What to work on: Leaving out the pictures, copy each record below exactly.

Excerpted records:
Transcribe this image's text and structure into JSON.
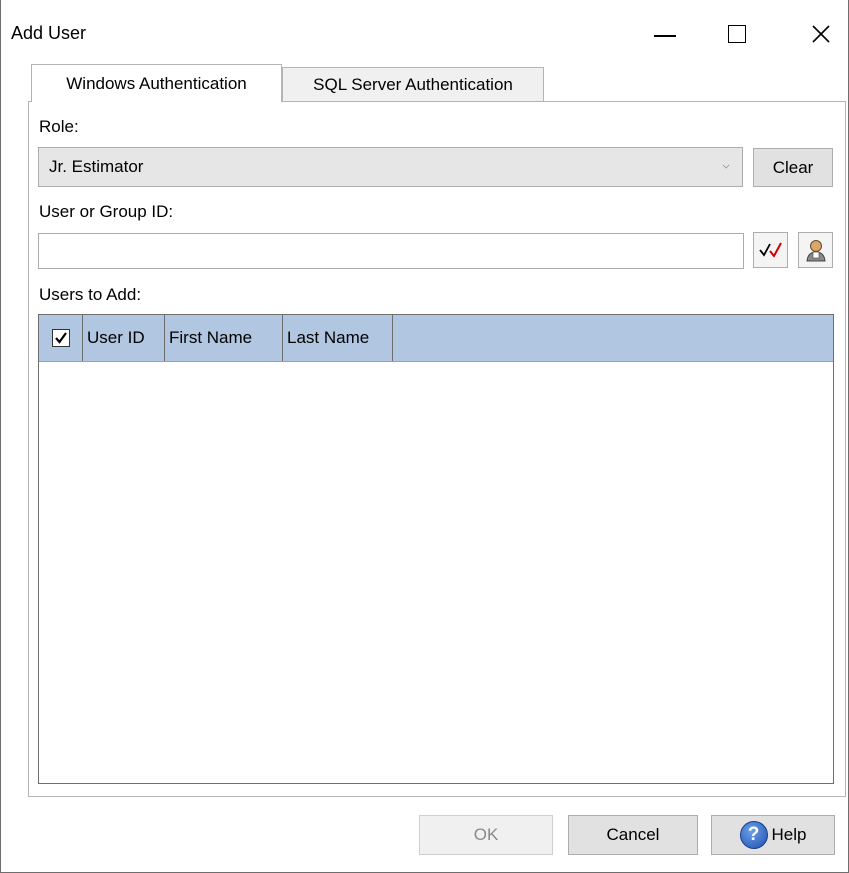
{
  "window": {
    "title": "Add User"
  },
  "tabs": [
    {
      "label": "Windows Authentication",
      "active": true
    },
    {
      "label": "SQL Server Authentication",
      "active": false
    }
  ],
  "form": {
    "role_label": "Role:",
    "role_value": "Jr. Estimator",
    "clear_label": "Clear",
    "user_group_label": "User or Group ID:",
    "user_group_value": "",
    "users_to_add_label": "Users to Add:"
  },
  "grid": {
    "columns": [
      "User ID",
      "First Name",
      "Last Name"
    ],
    "select_all_checked": true,
    "header_color": "#b1c6e1",
    "rows": []
  },
  "buttons": {
    "ok_label": "OK",
    "cancel_label": "Cancel",
    "help_label": "Help",
    "help_icon_glyph": "?"
  },
  "icons": {
    "check_names": "check-names-icon",
    "browse_user": "browse-user-icon"
  }
}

Expected answer:
Transcribe this image's text and structure into JSON.
{
  "window": {
    "title": "Add User"
  },
  "tabs": [
    {
      "label": "Windows Authentication",
      "active": true
    },
    {
      "label": "SQL Server Authentication",
      "active": false
    }
  ],
  "form": {
    "role_label": "Role:",
    "role_value": "Jr. Estimator",
    "clear_label": "Clear",
    "user_group_label": "User or Group ID:",
    "user_group_value": "",
    "users_to_add_label": "Users to Add:"
  },
  "grid": {
    "columns": [
      "User ID",
      "First Name",
      "Last Name"
    ],
    "select_all_checked": true,
    "header_color": "#b1c6e1",
    "rows": []
  },
  "buttons": {
    "ok_label": "OK",
    "cancel_label": "Cancel",
    "help_label": "Help",
    "help_icon_glyph": "?"
  },
  "icons": {
    "check_names": "check-names-icon",
    "browse_user": "browse-user-icon"
  }
}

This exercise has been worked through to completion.